▶
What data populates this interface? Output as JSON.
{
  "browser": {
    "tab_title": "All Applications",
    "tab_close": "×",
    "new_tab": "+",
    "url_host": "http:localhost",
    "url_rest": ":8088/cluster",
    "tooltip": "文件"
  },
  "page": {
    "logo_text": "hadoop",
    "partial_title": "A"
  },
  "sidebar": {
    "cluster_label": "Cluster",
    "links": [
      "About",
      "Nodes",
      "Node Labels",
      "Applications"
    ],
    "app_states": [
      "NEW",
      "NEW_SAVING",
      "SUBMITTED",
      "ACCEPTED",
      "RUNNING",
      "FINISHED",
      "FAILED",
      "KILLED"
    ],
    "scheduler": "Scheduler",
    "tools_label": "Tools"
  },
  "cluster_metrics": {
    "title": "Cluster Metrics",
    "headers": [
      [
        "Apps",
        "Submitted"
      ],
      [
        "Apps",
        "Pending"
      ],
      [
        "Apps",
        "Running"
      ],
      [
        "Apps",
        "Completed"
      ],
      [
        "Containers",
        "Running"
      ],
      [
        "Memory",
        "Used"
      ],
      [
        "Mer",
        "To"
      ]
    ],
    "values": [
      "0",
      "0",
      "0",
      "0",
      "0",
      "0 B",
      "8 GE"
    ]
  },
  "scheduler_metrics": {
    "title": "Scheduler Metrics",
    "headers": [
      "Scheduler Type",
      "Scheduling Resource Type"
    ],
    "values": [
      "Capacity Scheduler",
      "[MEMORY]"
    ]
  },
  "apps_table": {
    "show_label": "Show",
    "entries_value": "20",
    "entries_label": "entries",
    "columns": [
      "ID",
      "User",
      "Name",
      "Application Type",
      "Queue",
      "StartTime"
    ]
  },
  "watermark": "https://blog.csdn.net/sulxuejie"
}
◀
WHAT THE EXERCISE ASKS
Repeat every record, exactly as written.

ANSWER FOR THE TASK
What data populates this interface? Output as JSON.
{
  "browser": {
    "tab_title": "All Applications",
    "tab_close": "×",
    "new_tab": "+",
    "url_host": "http:localhost",
    "url_rest": ":8088/cluster",
    "tooltip": "文件"
  },
  "page": {
    "logo_text": "hadoop",
    "partial_title": "A"
  },
  "sidebar": {
    "cluster_label": "Cluster",
    "links": [
      "About",
      "Nodes",
      "Node Labels",
      "Applications"
    ],
    "app_states": [
      "NEW",
      "NEW_SAVING",
      "SUBMITTED",
      "ACCEPTED",
      "RUNNING",
      "FINISHED",
      "FAILED",
      "KILLED"
    ],
    "scheduler": "Scheduler",
    "tools_label": "Tools"
  },
  "cluster_metrics": {
    "title": "Cluster Metrics",
    "headers": [
      [
        "Apps",
        "Submitted"
      ],
      [
        "Apps",
        "Pending"
      ],
      [
        "Apps",
        "Running"
      ],
      [
        "Apps",
        "Completed"
      ],
      [
        "Containers",
        "Running"
      ],
      [
        "Memory",
        "Used"
      ],
      [
        "Mer",
        "To"
      ]
    ],
    "values": [
      "0",
      "0",
      "0",
      "0",
      "0",
      "0 B",
      "8 GE"
    ]
  },
  "scheduler_metrics": {
    "title": "Scheduler Metrics",
    "headers": [
      "Scheduler Type",
      "Scheduling Resource Type"
    ],
    "values": [
      "Capacity Scheduler",
      "[MEMORY]"
    ]
  },
  "apps_table": {
    "show_label": "Show",
    "entries_value": "20",
    "entries_label": "entries",
    "columns": [
      "ID",
      "User",
      "Name",
      "Application Type",
      "Queue",
      "StartTime"
    ]
  },
  "watermark": "https://blog.csdn.net/sulxuejie"
}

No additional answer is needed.